### Page and application data records:
————

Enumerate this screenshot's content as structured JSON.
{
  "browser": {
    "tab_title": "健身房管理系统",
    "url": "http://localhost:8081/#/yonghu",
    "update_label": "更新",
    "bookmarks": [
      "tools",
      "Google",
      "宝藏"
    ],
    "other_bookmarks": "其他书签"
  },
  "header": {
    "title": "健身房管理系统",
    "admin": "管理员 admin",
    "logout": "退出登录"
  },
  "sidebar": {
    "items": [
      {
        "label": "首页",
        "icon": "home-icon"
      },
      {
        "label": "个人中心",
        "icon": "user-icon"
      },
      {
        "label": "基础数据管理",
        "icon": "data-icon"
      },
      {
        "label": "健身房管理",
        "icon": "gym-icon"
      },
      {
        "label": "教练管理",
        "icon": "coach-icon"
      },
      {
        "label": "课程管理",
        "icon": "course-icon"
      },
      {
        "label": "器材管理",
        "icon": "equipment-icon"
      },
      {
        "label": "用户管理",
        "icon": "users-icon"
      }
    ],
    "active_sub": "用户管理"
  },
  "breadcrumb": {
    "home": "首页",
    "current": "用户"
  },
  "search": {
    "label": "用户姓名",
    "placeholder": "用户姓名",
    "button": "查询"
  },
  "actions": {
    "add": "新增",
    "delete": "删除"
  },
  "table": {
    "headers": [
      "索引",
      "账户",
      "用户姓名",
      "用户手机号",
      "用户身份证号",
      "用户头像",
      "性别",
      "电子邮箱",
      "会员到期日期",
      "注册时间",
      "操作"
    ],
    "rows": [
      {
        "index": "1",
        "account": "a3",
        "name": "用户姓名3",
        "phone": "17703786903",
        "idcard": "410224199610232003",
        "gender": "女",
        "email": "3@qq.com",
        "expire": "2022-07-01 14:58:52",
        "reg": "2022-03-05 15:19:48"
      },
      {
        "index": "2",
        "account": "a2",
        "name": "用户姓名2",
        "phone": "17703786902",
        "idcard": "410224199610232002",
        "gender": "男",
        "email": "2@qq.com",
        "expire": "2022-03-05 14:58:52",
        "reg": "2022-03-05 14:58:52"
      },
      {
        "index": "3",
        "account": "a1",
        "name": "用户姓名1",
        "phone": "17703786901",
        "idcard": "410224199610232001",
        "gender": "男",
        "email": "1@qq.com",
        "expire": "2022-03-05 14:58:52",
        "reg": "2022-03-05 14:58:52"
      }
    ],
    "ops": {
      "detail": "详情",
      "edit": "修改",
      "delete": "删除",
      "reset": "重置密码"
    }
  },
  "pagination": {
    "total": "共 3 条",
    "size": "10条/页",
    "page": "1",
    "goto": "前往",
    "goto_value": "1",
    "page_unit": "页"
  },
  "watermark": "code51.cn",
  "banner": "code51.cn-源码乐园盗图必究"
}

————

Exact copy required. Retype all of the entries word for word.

Enumerate this screenshot's content as structured JSON.
{
  "browser": {
    "tab_title": "健身房管理系统",
    "url": "http://localhost:8081/#/yonghu",
    "update_label": "更新",
    "bookmarks": [
      "tools",
      "Google",
      "宝藏"
    ],
    "other_bookmarks": "其他书签"
  },
  "header": {
    "title": "健身房管理系统",
    "admin": "管理员 admin",
    "logout": "退出登录"
  },
  "sidebar": {
    "items": [
      {
        "label": "首页",
        "icon": "home-icon"
      },
      {
        "label": "个人中心",
        "icon": "user-icon"
      },
      {
        "label": "基础数据管理",
        "icon": "data-icon"
      },
      {
        "label": "健身房管理",
        "icon": "gym-icon"
      },
      {
        "label": "教练管理",
        "icon": "coach-icon"
      },
      {
        "label": "课程管理",
        "icon": "course-icon"
      },
      {
        "label": "器材管理",
        "icon": "equipment-icon"
      },
      {
        "label": "用户管理",
        "icon": "users-icon"
      }
    ],
    "active_sub": "用户管理"
  },
  "breadcrumb": {
    "home": "首页",
    "current": "用户"
  },
  "search": {
    "label": "用户姓名",
    "placeholder": "用户姓名",
    "button": "查询"
  },
  "actions": {
    "add": "新增",
    "delete": "删除"
  },
  "table": {
    "headers": [
      "索引",
      "账户",
      "用户姓名",
      "用户手机号",
      "用户身份证号",
      "用户头像",
      "性别",
      "电子邮箱",
      "会员到期日期",
      "注册时间",
      "操作"
    ],
    "rows": [
      {
        "index": "1",
        "account": "a3",
        "name": "用户姓名3",
        "phone": "17703786903",
        "idcard": "410224199610232003",
        "gender": "女",
        "email": "3@qq.com",
        "expire": "2022-07-01 14:58:52",
        "reg": "2022-03-05 15:19:48"
      },
      {
        "index": "2",
        "account": "a2",
        "name": "用户姓名2",
        "phone": "17703786902",
        "idcard": "410224199610232002",
        "gender": "男",
        "email": "2@qq.com",
        "expire": "2022-03-05 14:58:52",
        "reg": "2022-03-05 14:58:52"
      },
      {
        "index": "3",
        "account": "a1",
        "name": "用户姓名1",
        "phone": "17703786901",
        "idcard": "410224199610232001",
        "gender": "男",
        "email": "1@qq.com",
        "expire": "2022-03-05 14:58:52",
        "reg": "2022-03-05 14:58:52"
      }
    ],
    "ops": {
      "detail": "详情",
      "edit": "修改",
      "delete": "删除",
      "reset": "重置密码"
    }
  },
  "pagination": {
    "total": "共 3 条",
    "size": "10条/页",
    "page": "1",
    "goto": "前往",
    "goto_value": "1",
    "page_unit": "页"
  },
  "watermark": "code51.cn",
  "banner": "code51.cn-源码乐园盗图必究"
}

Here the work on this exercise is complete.